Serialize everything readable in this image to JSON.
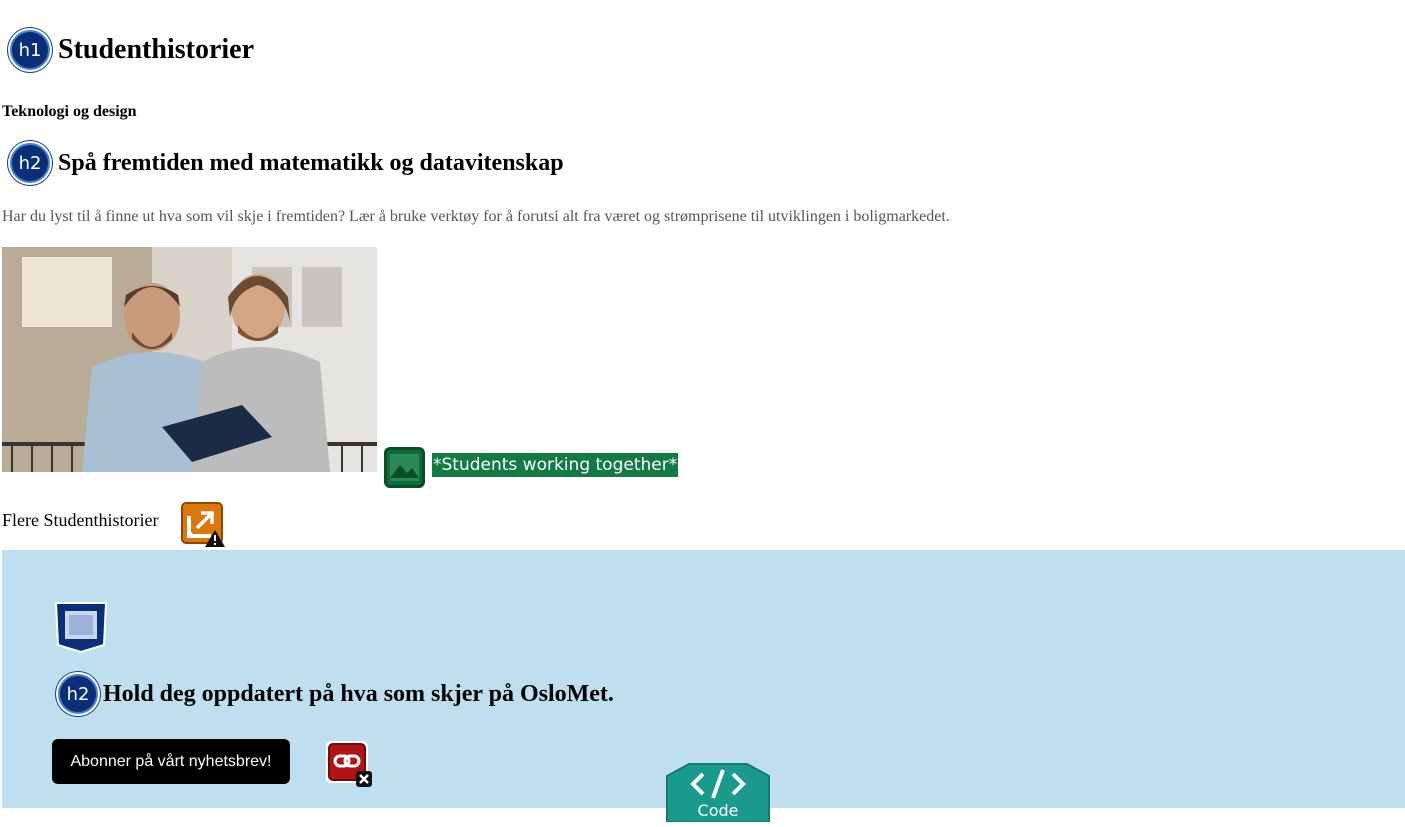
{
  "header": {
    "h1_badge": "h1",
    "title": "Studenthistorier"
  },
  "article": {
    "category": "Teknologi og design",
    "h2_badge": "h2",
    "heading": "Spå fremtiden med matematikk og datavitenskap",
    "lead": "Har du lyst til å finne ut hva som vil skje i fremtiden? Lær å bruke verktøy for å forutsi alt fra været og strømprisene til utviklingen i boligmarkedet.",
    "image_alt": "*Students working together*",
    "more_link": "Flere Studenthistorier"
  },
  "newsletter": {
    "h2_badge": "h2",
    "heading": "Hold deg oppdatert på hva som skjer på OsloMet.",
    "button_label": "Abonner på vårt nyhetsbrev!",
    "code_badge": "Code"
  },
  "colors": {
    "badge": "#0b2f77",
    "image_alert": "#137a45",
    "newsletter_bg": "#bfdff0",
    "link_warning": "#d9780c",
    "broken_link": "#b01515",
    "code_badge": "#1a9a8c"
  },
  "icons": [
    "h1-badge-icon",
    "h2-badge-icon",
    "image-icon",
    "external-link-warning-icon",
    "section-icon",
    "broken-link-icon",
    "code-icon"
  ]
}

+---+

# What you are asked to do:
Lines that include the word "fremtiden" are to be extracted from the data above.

# Response:
    "heading": "Spå fremtiden med matematikk og datavitenskap",
    "lead": "Har du lyst til å finne ut hva som vil skje i fremtiden? Lær å bruke verktøy for å forutsi alt fra været og strømprisene til utviklingen i boligmarkedet.",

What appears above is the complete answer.